Director Kenneth Branagh has transitioned from directing high-profile Shakespeare adaptations to mainstream tentpoles, and his variety so far has been commendable. Thor, a superhero film steeped in Norse mythology; Jack Ryan: Shadow Recruit, a CIA thriller; now Cinderella, a sumptuous fairy tale. Branagh brings his penchant for fencing and period dress (both featured in Hamlet) to the lavish production, but his most signature technical flourish is the dutch angle (the sideways tilting of the camera). Thor featured the most abuse of the technique since Roger Christian’s Battlefield: Earth, so it certainly surprised me that Cinderella features one and only one dutch shot (pictured above), but it’s a doozy. The restraint elsewhere makes this one shot stand out all the more, as Cinderella, racing with two minutes to midnight, appears to uncontrollably slide downward, both out the door and down in (affected) social class. Putting the bow on the film is composer Patrick Doyle’s pomp and circumstance, which enhance the simple charm of the film quite a bit. Incidentally, one of Doyle’s main leitmotifs in the film really reminds me of the main theme of Pan’s Labyrinth, by Javier Navarrete. But I digress.
Cinderella is a beautifully put together film, bolstered by a fantastic cast and a mix of old and new sentimentality.
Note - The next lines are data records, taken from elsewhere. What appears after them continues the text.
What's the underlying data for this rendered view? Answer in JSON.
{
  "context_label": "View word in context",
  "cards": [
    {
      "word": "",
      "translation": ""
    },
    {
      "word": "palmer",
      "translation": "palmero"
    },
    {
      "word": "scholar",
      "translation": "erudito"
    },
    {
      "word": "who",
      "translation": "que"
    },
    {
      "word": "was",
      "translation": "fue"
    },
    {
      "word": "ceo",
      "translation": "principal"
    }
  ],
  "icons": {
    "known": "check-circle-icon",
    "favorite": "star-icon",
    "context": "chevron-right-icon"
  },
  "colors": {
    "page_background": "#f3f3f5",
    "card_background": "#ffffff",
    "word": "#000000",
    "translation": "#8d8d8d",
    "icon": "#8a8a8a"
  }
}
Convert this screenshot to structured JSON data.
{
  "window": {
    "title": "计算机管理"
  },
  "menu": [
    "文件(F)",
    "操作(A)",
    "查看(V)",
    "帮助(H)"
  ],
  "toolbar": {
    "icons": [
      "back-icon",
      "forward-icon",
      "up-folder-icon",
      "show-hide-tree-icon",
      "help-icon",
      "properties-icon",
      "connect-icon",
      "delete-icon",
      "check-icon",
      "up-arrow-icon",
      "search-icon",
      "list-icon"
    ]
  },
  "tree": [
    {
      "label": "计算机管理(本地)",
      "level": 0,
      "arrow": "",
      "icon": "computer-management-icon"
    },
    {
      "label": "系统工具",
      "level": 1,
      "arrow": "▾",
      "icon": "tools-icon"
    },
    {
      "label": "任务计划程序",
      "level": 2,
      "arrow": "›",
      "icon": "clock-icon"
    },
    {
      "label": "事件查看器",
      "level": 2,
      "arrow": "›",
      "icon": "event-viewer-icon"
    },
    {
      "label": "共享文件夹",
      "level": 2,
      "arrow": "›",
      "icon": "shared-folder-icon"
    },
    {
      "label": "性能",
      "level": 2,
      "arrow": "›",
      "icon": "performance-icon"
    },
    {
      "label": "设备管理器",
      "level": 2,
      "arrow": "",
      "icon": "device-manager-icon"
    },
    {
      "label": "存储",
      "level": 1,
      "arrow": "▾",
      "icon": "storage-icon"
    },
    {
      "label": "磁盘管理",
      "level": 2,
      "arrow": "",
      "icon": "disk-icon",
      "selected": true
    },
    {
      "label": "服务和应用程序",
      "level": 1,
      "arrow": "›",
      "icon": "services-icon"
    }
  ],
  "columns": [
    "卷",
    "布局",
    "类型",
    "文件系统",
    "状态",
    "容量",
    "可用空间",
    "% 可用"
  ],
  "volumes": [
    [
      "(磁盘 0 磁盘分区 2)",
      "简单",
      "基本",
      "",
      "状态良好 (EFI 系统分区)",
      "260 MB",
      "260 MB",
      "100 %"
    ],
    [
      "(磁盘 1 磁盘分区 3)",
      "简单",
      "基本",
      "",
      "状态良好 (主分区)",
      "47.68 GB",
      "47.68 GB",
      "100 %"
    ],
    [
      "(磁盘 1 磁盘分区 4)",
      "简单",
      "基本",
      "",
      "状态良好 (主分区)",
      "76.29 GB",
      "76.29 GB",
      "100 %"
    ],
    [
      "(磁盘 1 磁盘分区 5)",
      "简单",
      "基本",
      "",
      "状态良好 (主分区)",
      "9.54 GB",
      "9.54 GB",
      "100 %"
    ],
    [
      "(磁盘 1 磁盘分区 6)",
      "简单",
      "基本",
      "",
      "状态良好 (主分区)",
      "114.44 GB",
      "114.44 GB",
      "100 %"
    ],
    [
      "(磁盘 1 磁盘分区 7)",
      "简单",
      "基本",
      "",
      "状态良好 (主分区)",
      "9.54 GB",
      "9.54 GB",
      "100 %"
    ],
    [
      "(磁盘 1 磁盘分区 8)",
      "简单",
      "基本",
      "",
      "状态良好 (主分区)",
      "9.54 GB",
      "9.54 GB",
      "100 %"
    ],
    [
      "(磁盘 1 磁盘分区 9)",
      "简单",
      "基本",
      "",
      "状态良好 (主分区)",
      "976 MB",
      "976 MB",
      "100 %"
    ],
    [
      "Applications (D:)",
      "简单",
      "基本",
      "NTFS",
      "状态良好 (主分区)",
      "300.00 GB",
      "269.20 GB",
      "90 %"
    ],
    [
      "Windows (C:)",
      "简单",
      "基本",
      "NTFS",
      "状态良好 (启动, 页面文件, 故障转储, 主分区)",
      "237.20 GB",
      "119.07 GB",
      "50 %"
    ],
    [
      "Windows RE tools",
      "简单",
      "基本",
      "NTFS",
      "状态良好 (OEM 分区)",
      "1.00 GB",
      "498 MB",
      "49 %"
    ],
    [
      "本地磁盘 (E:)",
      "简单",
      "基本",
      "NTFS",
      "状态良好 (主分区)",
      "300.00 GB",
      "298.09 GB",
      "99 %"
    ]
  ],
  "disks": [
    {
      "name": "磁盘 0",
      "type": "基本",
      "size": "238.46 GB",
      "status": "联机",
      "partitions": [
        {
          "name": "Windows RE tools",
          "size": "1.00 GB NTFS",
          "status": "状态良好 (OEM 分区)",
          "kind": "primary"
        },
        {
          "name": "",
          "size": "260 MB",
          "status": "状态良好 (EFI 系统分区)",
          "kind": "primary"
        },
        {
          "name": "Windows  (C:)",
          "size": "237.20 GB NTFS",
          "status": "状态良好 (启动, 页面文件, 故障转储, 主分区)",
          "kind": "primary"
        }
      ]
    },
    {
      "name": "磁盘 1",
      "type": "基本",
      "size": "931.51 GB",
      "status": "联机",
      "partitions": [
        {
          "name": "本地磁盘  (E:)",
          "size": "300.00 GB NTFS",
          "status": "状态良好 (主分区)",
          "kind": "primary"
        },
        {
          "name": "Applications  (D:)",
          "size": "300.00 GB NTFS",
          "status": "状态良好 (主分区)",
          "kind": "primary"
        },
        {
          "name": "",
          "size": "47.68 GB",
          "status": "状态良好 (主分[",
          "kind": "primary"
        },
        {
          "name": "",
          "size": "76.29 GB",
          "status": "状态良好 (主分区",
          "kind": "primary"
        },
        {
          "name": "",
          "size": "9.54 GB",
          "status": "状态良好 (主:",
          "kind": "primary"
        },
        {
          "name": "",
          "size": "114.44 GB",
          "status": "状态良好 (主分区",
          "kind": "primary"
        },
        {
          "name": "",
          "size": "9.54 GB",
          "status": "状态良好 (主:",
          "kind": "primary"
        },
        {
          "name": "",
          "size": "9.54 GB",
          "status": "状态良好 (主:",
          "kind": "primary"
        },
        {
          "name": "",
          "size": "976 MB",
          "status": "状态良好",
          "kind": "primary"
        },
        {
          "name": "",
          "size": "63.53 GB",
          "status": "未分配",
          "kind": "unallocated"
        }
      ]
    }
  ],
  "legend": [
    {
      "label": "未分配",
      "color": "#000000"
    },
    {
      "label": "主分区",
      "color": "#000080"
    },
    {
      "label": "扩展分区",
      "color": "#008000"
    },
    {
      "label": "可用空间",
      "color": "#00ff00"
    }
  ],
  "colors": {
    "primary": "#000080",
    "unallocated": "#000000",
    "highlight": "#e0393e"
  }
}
Scenes such as the fairy godmother’s transformation of Cinderella’s dress contain an undeniable movie magic as well as literal magic. This is a faithful and effective adaptation of a classic that definitely could have used updating (*cough* does Beauty and the Beast really need it too?? *cough*). A safe but splendid film. 8/10.
Bonus Review! (with mild SPOILERS)
In the real world, Frozen fever hasn’t died down in the least, and this 7-minute epilogue to the film is most welcome. In Arendelle, Elsa is determined to throw Anna a “perfect” birthday party; antics and fan service ensue.
I adore Frozen, and this short just goes for my, and many others’, warm and fluffy feels. The short is very much like a victory lap, and so its ambitions are mainly to give cameos and encores to elements of the film. Indeed, so many of those elements are frantically thrown in, it’s a wonder the Duke of Weselton didn’t show up for cake. I marvel at the fact that Santino Fontana (Hans) was rehired just to grunt! Also, the child chorus featured here is recognizable from early classroom scenes scrapped during development of Frozen.
But what I appreciate is that even in this bit of fluff, there’s insightful (in addition to fun) character stuff going on. Elsa’s determination to create a perfect day for Anna is obvious over-compensation for all the years of relative neglect that passed by as they grew up. This isn’t exactly groundbreaking drama, but you wouldn’t expect it to be. Take the short for what it is, a funny and charming window back into the lives of the characters Frozen fans love. And those little snowmen are great; I wonder what role they’ll play in Frozen 2…